1st Squadron, 40th Cavalry Regiment, 4th Brigade Combat Team (Airborne), 25th Infantry Division, was given the top prize at the awards ceremony March 5, the final day of the competition. Hailing from Fort Richardson, Alaska, the team included Staff Sgt. Justin Miller, Sgt. Zachary Adkins, Spc. Alexander Berlin, Spc. Mitchell Sanderson and Pfc. Joseph Calderon.
The 82nd Airborne Division came in second, and the 3rd Infantry Division placed third. Its phenomenal, said Miller, team leader for 25th ID. I feel like the best Scout in the Army. Our entire command is proud of us right now.
Miller said it was truly a team effort. The junior-enlisted Soldiers all stepped up to fill NCO-level roles, and everyone worked together, he said.
It was challenging, he said. The Discipulus Validus was grueling. I think everybody hated the tire flip. It definitely tested our abilities as Scouts. We were just very energetic the entire time. I dont think we could have been more motivated. It was all about not second-guessing yourself. Everybody knew their fundamentals.

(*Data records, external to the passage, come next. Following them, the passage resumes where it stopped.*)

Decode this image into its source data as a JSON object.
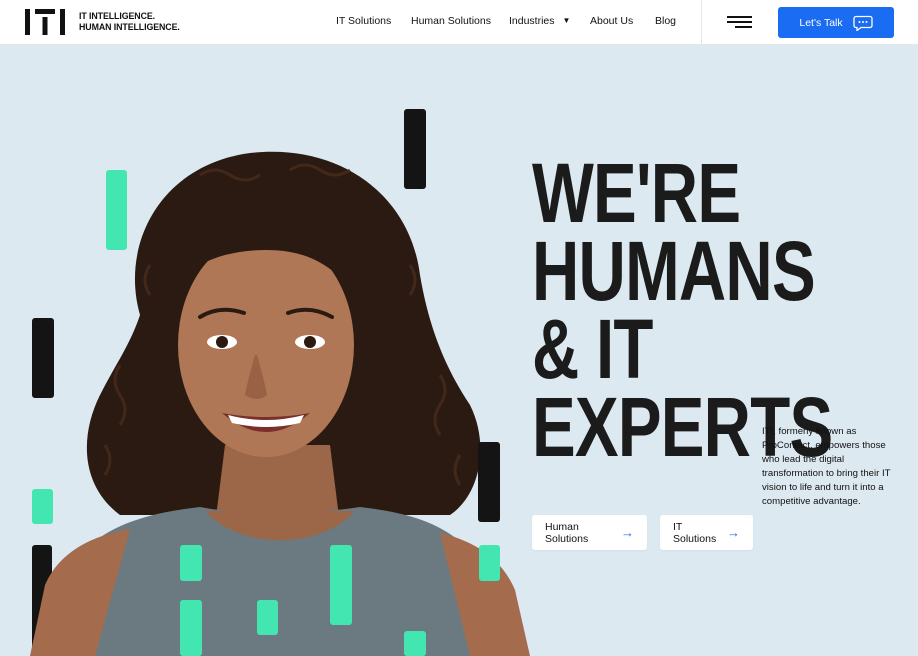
{
  "brand": {
    "logo_line1": "IT INTELLIGENCE.",
    "logo_line2": "HUMAN INTELLIGENCE."
  },
  "nav": {
    "items": [
      {
        "label": "IT Solutions"
      },
      {
        "label": "Human Solutions"
      },
      {
        "label": "Industries"
      },
      {
        "label": "About Us"
      },
      {
        "label": "Blog"
      }
    ],
    "menu_icon": "hamburger-icon",
    "cta_label": "Let's Talk",
    "cta_icon": "chat-bubble-icon"
  },
  "hero": {
    "headline": [
      "WE'RE",
      "HUMANS",
      "& IT",
      "EXPERTS"
    ],
    "description": "ITI, formerly known as ProContact, empowers those who lead the digital transformation to bring their IT vision to life and turn it into a competitive advantage.",
    "buttons": [
      {
        "label": "Human Solutions",
        "icon": "arrow-right-icon"
      },
      {
        "label": "IT Solutions",
        "icon": "arrow-right-icon"
      }
    ]
  },
  "colors": {
    "accent": "#1a6cf2",
    "background": "#dde9f1",
    "green_bar": "#43e6b0",
    "dark_bar": "#141414"
  }
}
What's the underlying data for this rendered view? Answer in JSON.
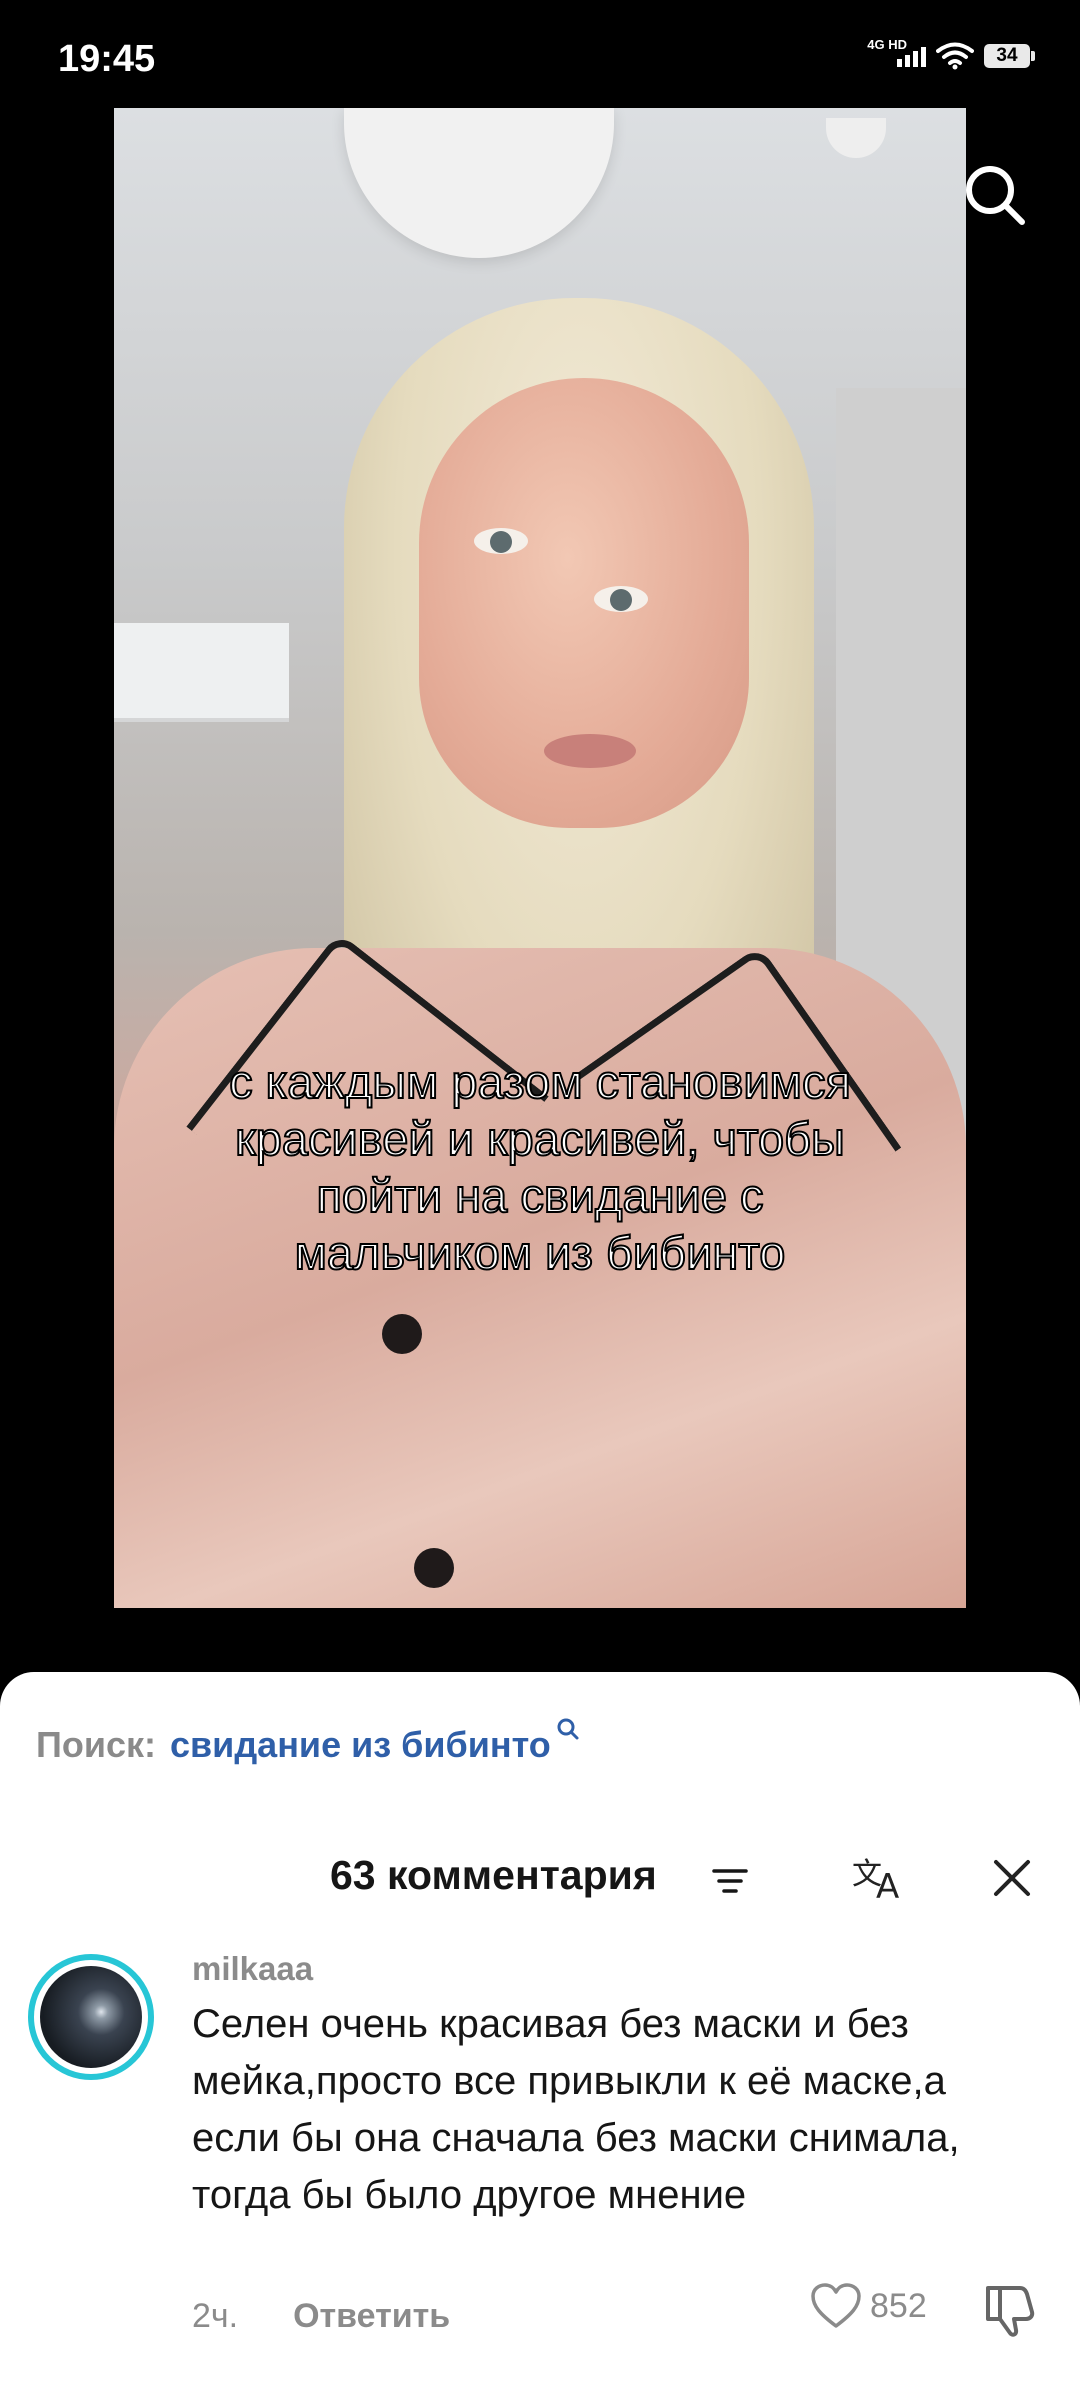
{
  "status_bar": {
    "time": "19:45",
    "network": "4G HD",
    "battery": "34"
  },
  "video": {
    "caption_lines": [
      "с каждым разом становимся",
      "красивей и красивей, чтобы",
      "пойти на свидание с",
      "мальчиком из бибинто"
    ]
  },
  "search": {
    "label": "Поиск:",
    "query": "свидание из бибинто"
  },
  "comments": {
    "count_label": "63 комментария",
    "items": [
      {
        "username": "milkaaa",
        "text": "Селен очень красивая без маски и без мейка,просто все привыкли к её маске,а если бы она сначала без маски снимала, тогда бы было другое мнение",
        "time": "2ч.",
        "reply_label": "Ответить",
        "likes": "852"
      }
    ]
  },
  "colors": {
    "search_query": "#2f5fa8",
    "avatar_ring": "#27c6d6",
    "muted_text": "#8b8b8b"
  }
}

The team trained for three weeks before leaving for Fort Benning. Miller said he heard other teams had longer, which had worried him, but their dedication paid off.
Team members took away a number of prizes, including the Order of Saint George Medallion, the Draper Armor Leadership Award, sabers, Cavalry belt buckles, a Pietta 1860 .44-caliber percussion pistol, Army Commendation Medals and a Cavalry print signed by retired Command Sgt. Maj. William Gainey.
Miller said he felt fortunate to meet Gainey, who attended many of the events throughout the four-day competition.
To be able to interact with the competitions namesake and see how proud he was, it was just amazing, he said.
Command Sgt. Maj. Michael Clemens, command sergeant major for the 316th Cavalry Brigade, which hosted the Gainey Cup, said it was a tough competition, requiring Scouts to be not only physically fit but also tactically and technically proficient.
The competing teams really highlighted the ability of the reconnaissance and security formations through the Army and the Marine Corps and allowed us to demonstrate our value to the Armed Forces as whole, he said. Across the board, I was very impressed with the abilities of every team.
The competition was a close one. After a possible total point value of 990, the top team had 760 points. Teams filling the next four slots finished within 50 points of each other. Everybody had an even chance, Clemens said. Going into the last day, there was really a chance, within the top 10, of moving up for the win.
I think it was a great competition. Im proud to have been part of it. I think its laid a solid foundation for us to continue to do this in years to come.
Sgt. Joshua Powell, A Troop, 4th Squadron, 73rd Cavalry Regiment, 82nd Airborne Division, said it was good training.
Were definitely a lot more confident with the subject matter, he said. A lot of this stuff isnt incorporated into our regular training. For me, it was a great privilege to be selected for the competition, and it was great to actually get to use Scout skills. We gave it all we had. If you put forth a full effort and dont leave anything on the table, youve done the best that you can do. Im proud to go home knowing that we were in the top three.
If hes able, Powell said he hopes to return next year to try for first place.
Clemens said the unit is already taking feedback on the competition, so they can plan for the 2014 Gainey Cup.